======== EXTRACTED DATA
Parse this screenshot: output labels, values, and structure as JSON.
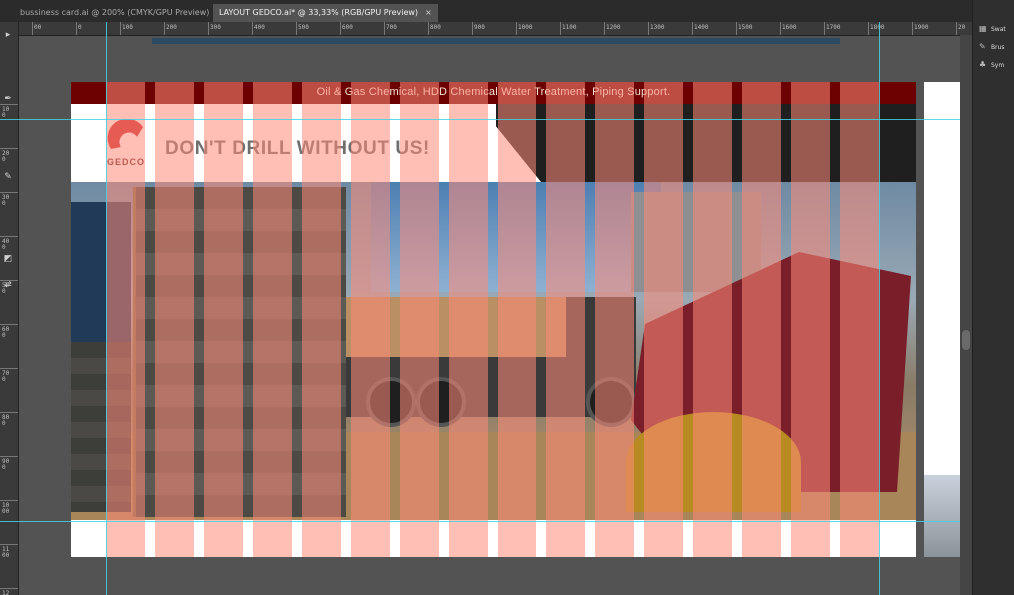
{
  "tabs": [
    {
      "label": "bussiness card.ai @ 200% (CMYK/GPU Preview)",
      "active": false
    },
    {
      "label": "LAYOUT GEDCO.ai* @ 33,33% (RGB/GPU Preview)",
      "active": true
    }
  ],
  "tab_close_glyph": "×",
  "ruler": {
    "top_labels": [
      "00",
      "0",
      "100",
      "200",
      "300",
      "400",
      "500",
      "600",
      "700",
      "800",
      "900",
      "1000",
      "1100",
      "1200",
      "1300",
      "1400",
      "1500",
      "1600",
      "1700",
      "1800",
      "1900",
      "20"
    ],
    "left_labels": [
      "100",
      "200",
      "300",
      "400",
      "500",
      "600",
      "700",
      "800",
      "900",
      "1000",
      "1100",
      "12"
    ]
  },
  "panel": {
    "items": [
      {
        "icon": "swatches-icon",
        "glyph": "▦",
        "label": "Swat"
      },
      {
        "icon": "brushes-icon",
        "glyph": "✎",
        "label": "Brus"
      },
      {
        "icon": "symbols-icon",
        "glyph": "♣",
        "label": "Sym"
      }
    ]
  },
  "artboard": {
    "top_bar_text": "Oil & Gas Chemical, HDD Chemical Water Treatment, Piping Support.",
    "logo_text": "GEDCO",
    "slogan": "DON'T DRILL WITHOUT US!"
  },
  "colors": {
    "top_bar": "#6d0000",
    "logo_red": "#c8242b",
    "overlay_column": "#ff8a78",
    "guide": "#41d4e8"
  },
  "overlay": {
    "column_count": 16
  }
}
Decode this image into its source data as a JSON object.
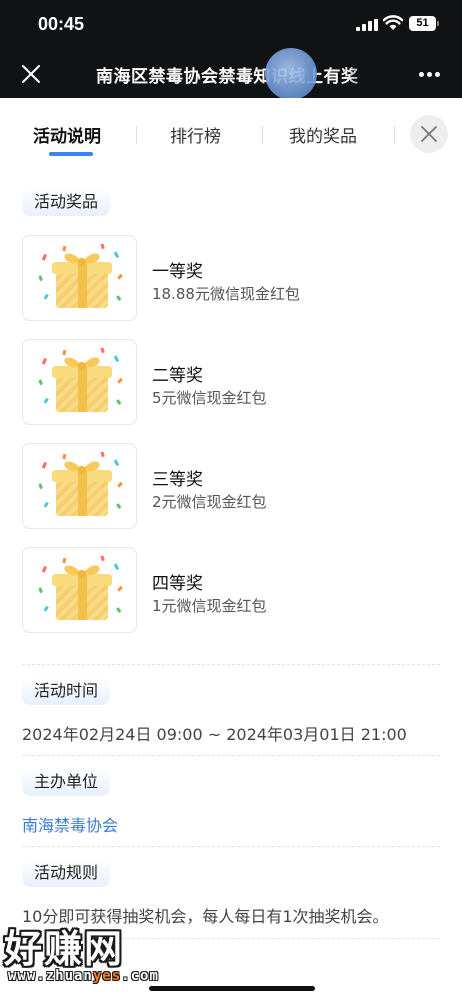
{
  "status_bar": {
    "time": "00:45",
    "battery": "51"
  },
  "title_bar": {
    "title": "南海区禁毒协会禁毒知识线上有奖"
  },
  "tabs": [
    {
      "label": "活动说明",
      "active": true
    },
    {
      "label": "排行榜",
      "active": false
    },
    {
      "label": "我的奖品",
      "active": false
    }
  ],
  "prizes_section": {
    "label": "活动奖品",
    "items": [
      {
        "name": "一等奖",
        "desc": "18.88元微信现金红包",
        "icon": "gift-box-icon"
      },
      {
        "name": "二等奖",
        "desc": "5元微信现金红包",
        "icon": "gift-box-icon"
      },
      {
        "name": "三等奖",
        "desc": "2元微信现金红包",
        "icon": "gift-box-icon"
      },
      {
        "name": "四等奖",
        "desc": "1元微信现金红包",
        "icon": "gift-box-icon"
      }
    ]
  },
  "time_section": {
    "label": "活动时间",
    "value": "2024年02月24日 09:00 ~ 2024年03月01日 21:00"
  },
  "organizer_section": {
    "label": "主办单位",
    "value": "南海禁毒协会"
  },
  "rules_section": {
    "label": "活动规则",
    "value": "10分即可获得抽奖机会，每人每日有1次抽奖机会。"
  },
  "watermark": {
    "main": "好赚网",
    "url_prefix": "www.zhuan",
    "url_highlight": "yes",
    "url_suffix": ".com"
  },
  "colors": {
    "accent": "#3b82f6",
    "link": "#3b7cd6",
    "topbar": "#111214"
  }
}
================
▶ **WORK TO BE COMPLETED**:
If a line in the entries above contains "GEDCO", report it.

▶ **TASK SOLUTION**:
      "label": "LAYOUT GEDCO.ai* @ 33,33% (RGB/GPU Preview)",
    "logo_text": "GEDCO",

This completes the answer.